[Data records for software interfaces]
Start of Block
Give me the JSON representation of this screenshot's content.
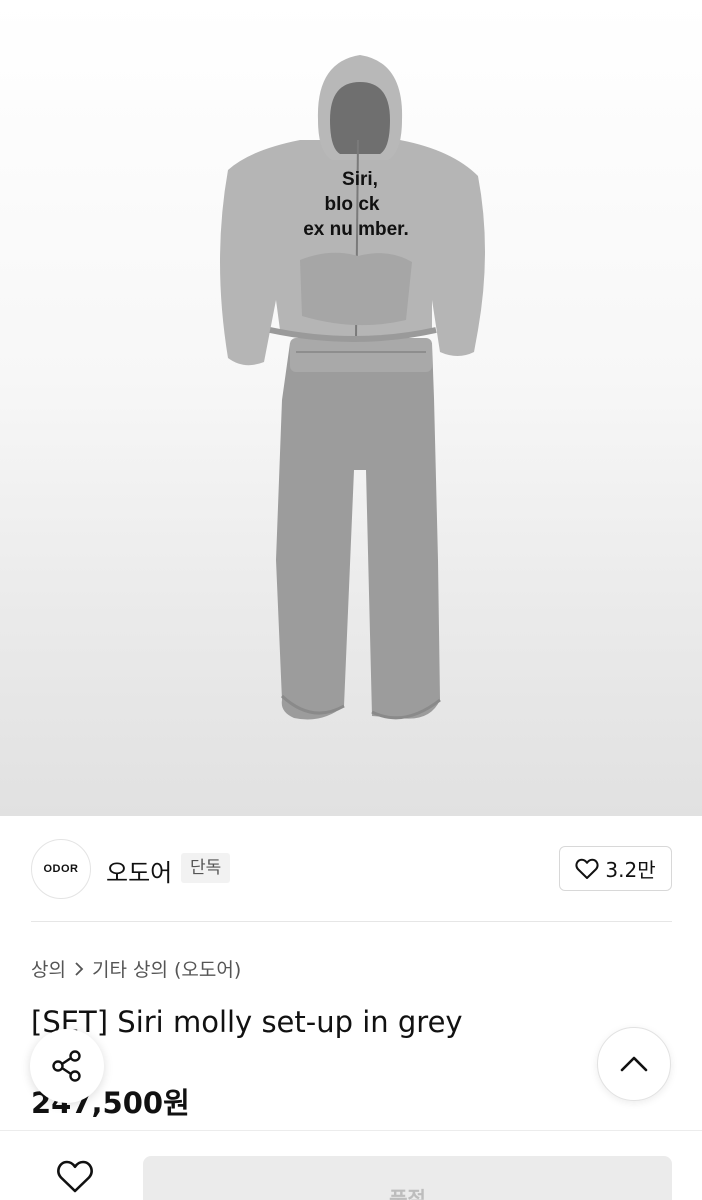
{
  "product_image": {
    "alt_icon": "product-photo",
    "print_text": [
      "Siri,",
      "blo ck",
      "ex nu mber."
    ]
  },
  "brand": {
    "logo_text": "ODOR",
    "name": "오도어",
    "badge": "단독",
    "like_count": "3.2만"
  },
  "breadcrumb": {
    "items": [
      "상의",
      "기타 상의 (오도어)"
    ]
  },
  "product": {
    "title": "[SET] Siri molly set-up in grey",
    "price": "247,500원"
  },
  "bottom_bar": {
    "status_label": "품절"
  },
  "colors": {
    "background": "#ffffff",
    "text": "#111111",
    "muted": "#555555",
    "disabled_bg": "#ebebeb",
    "disabled_text": "#bdbdbd"
  }
}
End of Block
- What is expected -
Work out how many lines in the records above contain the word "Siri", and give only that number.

- Response for this exercise -
2